David Sedaris deftly balances humor, heartbreak at Hanover.
David Sedaris pays particular attention to what people wear.
It's not that he's a snob, really, even though he travels the world and owns homes in Britain and France. He's just curious about why someone would shell out money for airplane tickets or seats at his typically sold-out shows, and then decide to don a Count Chocula T-shirt.
"I should be used to the way Americans dress when traveling, yet it still manages to amaze me,'' he wrote in an essay he calls "Standing By.'' "It's as if the person next to you had been washing shoe polish off a pig, then suddenly threw down his sponge saying, '(Expletive) this! I'm going to Los Angeles!' ''
This summer he had Jon Stewart in stitches while recounting what he called his "ice-breaking question'' to fans at a book-signing in Reno: "Why did you choose THAT T-shirt?''
Tuesday night the humorist came to Worcester for a reading at The Hanover Theatre for the Performing Arts. And, save for some understandable Red Sox hats and sweatshirts in the audience, the city seemed sartorially suitable for an evening of Sedaris' unique and fluid observations of the human condition.
No one is better than Sedaris at pointing out the absurdity of life in America and his adopted countries, and he was in full flower last night with his laugh-out-loud musings about travel, language, vacations and family, the latter accounting for much of his material.
He pokes gentle fun at the South, with its residents telling everyone to "have a blessed day,'' a salutation he likens to "having been sprayed with God cologne.'' He also read from one of his monologues from his latest book, "Let's Explore Diabetes with Owls,'' along with some quirky diary entries and a Q&A with the appreciative audience.
His second reading was a bit unusual: a new essay written for The New Yorker called "Now We Are Five,'' which recounts the suicide of his 49-year-old sister, Tiffany, who lived in Somerville. Only Sedaris can take such a tragic topic and find the poignant humor of a family struggling for answers as they vacation off the coast of North Carolina shortly after her death, and the reading veered from melancholy to trenchant introspection.

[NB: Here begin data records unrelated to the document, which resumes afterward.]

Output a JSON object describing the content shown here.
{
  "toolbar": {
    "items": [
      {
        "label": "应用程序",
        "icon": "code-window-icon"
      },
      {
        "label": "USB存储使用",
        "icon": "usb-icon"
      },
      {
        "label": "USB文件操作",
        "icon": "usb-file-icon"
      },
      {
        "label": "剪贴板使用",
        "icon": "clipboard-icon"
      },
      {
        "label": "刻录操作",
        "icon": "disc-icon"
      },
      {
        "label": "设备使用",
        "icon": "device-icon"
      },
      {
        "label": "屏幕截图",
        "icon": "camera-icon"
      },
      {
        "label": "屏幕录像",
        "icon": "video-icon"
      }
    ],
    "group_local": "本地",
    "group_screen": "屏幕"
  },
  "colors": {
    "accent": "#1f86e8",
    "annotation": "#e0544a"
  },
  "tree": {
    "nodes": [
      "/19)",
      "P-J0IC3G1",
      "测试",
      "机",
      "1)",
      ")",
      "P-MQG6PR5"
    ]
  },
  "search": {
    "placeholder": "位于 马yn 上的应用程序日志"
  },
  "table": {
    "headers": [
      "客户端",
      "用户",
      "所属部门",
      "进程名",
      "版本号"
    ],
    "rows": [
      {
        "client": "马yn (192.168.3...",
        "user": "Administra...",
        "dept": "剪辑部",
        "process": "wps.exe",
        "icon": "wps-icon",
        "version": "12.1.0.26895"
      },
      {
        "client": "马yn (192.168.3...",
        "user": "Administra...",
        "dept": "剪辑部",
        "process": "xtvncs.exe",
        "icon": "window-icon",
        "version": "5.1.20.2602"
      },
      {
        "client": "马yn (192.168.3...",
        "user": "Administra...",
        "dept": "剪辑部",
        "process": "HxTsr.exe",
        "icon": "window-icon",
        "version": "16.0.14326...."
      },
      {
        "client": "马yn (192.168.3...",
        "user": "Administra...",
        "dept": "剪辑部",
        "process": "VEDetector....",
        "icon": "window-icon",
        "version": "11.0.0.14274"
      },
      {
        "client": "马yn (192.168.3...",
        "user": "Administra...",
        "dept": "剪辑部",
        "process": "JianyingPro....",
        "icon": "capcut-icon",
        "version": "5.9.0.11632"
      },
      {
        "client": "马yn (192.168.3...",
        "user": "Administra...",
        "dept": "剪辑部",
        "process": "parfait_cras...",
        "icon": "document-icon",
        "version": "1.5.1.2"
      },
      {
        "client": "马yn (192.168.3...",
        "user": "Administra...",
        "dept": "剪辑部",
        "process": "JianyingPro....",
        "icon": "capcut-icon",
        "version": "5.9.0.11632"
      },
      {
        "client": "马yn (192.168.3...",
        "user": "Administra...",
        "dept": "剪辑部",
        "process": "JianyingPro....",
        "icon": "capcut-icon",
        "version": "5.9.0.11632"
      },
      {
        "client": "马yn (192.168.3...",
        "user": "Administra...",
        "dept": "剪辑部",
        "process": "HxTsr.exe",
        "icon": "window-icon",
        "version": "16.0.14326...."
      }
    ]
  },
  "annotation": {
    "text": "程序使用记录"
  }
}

"Doesn't the blood of every suicide splash back in our faces?'' he asked.
But he never lingers on the dark side. Sedaris has a dry, sophisticated wit that incorporates the self-deprecation of Woody Allen with the comic timing of Dave Barry. Yet his style and writing are all his own, and he makes his prose seem so effortless that no writer on Earth can read his stuff without envy.
His matter-of-fact musings belie the genius behind the material. While typically subtle and almost prim at times, his performance at The Hanover contained so many off-color quips that they can't be recounted in a family newspaper. That's too bad, because his joke about a gynecologist and his diary entry about the swears people employ in Europe were priceless.
During the Q&A, a member of the audience asked Sedaris the secret to life. He considered, only briefly.
"RuPaul's Drag Race,'' he replied.
If you've never seen him live or read his essays, you're depriving yourself of a national treasure.